■ **Provided data**:
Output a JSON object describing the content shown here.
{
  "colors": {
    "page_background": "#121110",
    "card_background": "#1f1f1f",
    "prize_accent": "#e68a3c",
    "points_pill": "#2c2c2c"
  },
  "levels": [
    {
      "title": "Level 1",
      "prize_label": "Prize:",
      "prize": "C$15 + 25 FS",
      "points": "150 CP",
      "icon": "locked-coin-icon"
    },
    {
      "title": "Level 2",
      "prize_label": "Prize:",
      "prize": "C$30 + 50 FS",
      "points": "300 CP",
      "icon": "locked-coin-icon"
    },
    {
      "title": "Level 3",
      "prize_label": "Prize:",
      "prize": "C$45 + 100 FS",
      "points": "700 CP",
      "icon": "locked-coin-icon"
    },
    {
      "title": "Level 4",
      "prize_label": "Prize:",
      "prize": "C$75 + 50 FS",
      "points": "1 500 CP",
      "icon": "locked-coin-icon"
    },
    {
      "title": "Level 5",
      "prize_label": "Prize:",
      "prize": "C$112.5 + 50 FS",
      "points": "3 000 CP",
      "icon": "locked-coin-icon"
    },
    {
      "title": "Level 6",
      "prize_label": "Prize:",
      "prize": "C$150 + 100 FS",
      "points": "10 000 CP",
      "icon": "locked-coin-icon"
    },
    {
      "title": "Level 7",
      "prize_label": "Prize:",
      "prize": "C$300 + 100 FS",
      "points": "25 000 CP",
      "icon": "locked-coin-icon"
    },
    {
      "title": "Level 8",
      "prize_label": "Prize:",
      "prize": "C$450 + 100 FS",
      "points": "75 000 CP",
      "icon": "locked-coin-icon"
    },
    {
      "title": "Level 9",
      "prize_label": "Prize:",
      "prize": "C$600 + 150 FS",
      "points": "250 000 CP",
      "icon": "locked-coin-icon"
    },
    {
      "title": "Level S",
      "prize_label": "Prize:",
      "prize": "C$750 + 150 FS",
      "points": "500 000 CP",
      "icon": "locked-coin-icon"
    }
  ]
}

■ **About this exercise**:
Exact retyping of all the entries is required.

■ **Answer area**:
Output a JSON object describing the content shown here.
{
  "colors": {
    "page_background": "#121110",
    "card_background": "#1f1f1f",
    "prize_accent": "#e68a3c",
    "points_pill": "#2c2c2c"
  },
  "levels": [
    {
      "title": "Level 1",
      "prize_label": "Prize:",
      "prize": "C$15 + 25 FS",
      "points": "150 CP",
      "icon": "locked-coin-icon"
    },
    {
      "title": "Level 2",
      "prize_label": "Prize:",
      "prize": "C$30 + 50 FS",
      "points": "300 CP",
      "icon": "locked-coin-icon"
    },
    {
      "title": "Level 3",
      "prize_label": "Prize:",
      "prize": "C$45 + 100 FS",
      "points": "700 CP",
      "icon": "locked-coin-icon"
    },
    {
      "title": "Level 4",
      "prize_label": "Prize:",
      "prize": "C$75 + 50 FS",
      "points": "1 500 CP",
      "icon": "locked-coin-icon"
    },
    {
      "title": "Level 5",
      "prize_label": "Prize:",
      "prize": "C$112.5 + 50 FS",
      "points": "3 000 CP",
      "icon": "locked-coin-icon"
    },
    {
      "title": "Level 6",
      "prize_label": "Prize:",
      "prize": "C$150 + 100 FS",
      "points": "10 000 CP",
      "icon": "locked-coin-icon"
    },
    {
      "title": "Level 7",
      "prize_label": "Prize:",
      "prize": "C$300 + 100 FS",
      "points": "25 000 CP",
      "icon": "locked-coin-icon"
    },
    {
      "title": "Level 8",
      "prize_label": "Prize:",
      "prize": "C$450 + 100 FS",
      "points": "75 000 CP",
      "icon": "locked-coin-icon"
    },
    {
      "title": "Level 9",
      "prize_label": "Prize:",
      "prize": "C$600 + 150 FS",
      "points": "250 000 CP",
      "icon": "locked-coin-icon"
    },
    {
      "title": "Level S",
      "prize_label": "Prize:",
      "prize": "C$750 + 150 FS",
      "points": "500 000 CP",
      "icon": "locked-coin-icon"
    }
  ]
}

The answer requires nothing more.